Late this afternoon, Miami’s school superintendent also issued a statement saying he won’t bend to threats:

DeSantis is in an uncomfortable spot. If he cracks down he risks showing swing voters that his priorities are out of whack, choosing to engage on a culture-war battle over masks during a health crisis in which most doctors support school mandates due to the unknowns about Delta. If he doesn’t crack down by penalizing the local officials defying him he risks looking weak to Republican national primary voters, the last thing a potential successor to Trump can afford to be. Greg Abbott’s in the same position in Texas, as the Dallas public school system has vowed to defy his own ban on school mask mandates. Local school officials there and in Florida are gambling that parents will rally to their side as they proclaim themselves defenders of their children’s health.

A poll published last week found that 62 percent of Floridians support mask mandates in schools:

Ahead of DeSantis’ school mask order, the Florida Chapter of the American Academy of Pediatrics issued an unambiguous argument for face coverings and distancing, citing the fact that vaccines aren’t yet available for children younger than 12. The school year begins as soon as next week in some districts.

Among Democrats, 84% support mask mandates, while 66% of independents also support such a requirement. However, 39% of Republicans also support mask mandates, a significant share for what has become a political issue.

The poll marks a significant change from a year ago, when polls showed 79% of registered voters supported statewide mask orders. Unlike the current situation, vaccines weren’t widely available in July 2020, but Florida was similarly experiencing a record-breaking wave of COVID-19 infections and hospitalizations.

The survey was conducted by St. Pete’s Polls, which had DeSantis losing the gubernatorial election by five points in its final survey of the 2018 race so take the results with a grain of salt. But if they have 62 percent in favor of mandates, it’s a safe bet that a majority of Floridians support them. It’s an equally safe gamble that the longer Florida’s crisis drags on and the more reports of pediatric hospitals filling up circulate, the stronger that support will get. DeSantis is at some political risk here, especially if there’s a surge of infections among students during their first weeks back in class.

Would his opposition to mandates be to blame for that? Not necessarily, as parents can still choose to mask their kids under his order. But it would make things easy for Democrats who are eager to take him down by holding him responsible for all of Florida’s COVID misfortunes. Even some conservatives like Bill Cassidy have questioned why DeSantis won’t simply defer to local authorities, the sort of decentralized government that Republicans usually favor.

Here’s the sort of messaging he’s up against right now.
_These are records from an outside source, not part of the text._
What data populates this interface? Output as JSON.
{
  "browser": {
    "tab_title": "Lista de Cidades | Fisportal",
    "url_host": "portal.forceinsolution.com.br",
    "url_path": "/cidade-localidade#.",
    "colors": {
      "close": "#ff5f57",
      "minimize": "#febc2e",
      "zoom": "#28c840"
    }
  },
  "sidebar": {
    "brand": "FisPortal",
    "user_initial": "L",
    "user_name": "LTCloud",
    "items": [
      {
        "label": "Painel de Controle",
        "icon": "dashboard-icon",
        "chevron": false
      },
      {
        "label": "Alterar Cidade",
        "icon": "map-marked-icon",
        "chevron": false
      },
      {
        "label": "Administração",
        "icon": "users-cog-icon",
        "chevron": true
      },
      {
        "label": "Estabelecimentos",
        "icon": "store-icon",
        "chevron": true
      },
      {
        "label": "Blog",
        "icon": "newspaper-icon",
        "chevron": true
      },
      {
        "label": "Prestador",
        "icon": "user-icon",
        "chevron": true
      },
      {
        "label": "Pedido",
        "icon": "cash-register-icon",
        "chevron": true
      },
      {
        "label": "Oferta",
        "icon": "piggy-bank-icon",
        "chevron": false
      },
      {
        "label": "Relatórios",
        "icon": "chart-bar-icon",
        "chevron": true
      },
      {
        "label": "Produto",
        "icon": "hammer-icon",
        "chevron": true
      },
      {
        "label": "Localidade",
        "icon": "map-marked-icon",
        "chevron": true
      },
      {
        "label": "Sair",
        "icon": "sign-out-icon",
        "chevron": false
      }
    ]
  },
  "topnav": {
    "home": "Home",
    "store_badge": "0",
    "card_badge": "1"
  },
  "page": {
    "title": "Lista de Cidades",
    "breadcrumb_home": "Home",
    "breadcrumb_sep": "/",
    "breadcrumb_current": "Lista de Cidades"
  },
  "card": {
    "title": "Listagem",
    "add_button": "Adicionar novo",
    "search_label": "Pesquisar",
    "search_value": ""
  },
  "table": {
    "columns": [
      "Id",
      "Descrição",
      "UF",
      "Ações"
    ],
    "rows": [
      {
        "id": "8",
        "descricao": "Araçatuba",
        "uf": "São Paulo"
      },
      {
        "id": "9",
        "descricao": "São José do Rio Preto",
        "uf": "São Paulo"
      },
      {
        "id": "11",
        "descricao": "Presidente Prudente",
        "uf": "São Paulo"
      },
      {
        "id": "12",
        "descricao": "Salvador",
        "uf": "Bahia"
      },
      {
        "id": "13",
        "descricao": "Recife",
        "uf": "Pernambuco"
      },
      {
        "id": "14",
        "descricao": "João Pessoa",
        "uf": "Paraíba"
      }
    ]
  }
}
It may be true that the U.S. would ban travel from Florida if it was another country at the moment but that’s been true of nearly all states at one point or another during the pandemic. We would have banned travel to and from the People’s Republic of California last winter too during their surge.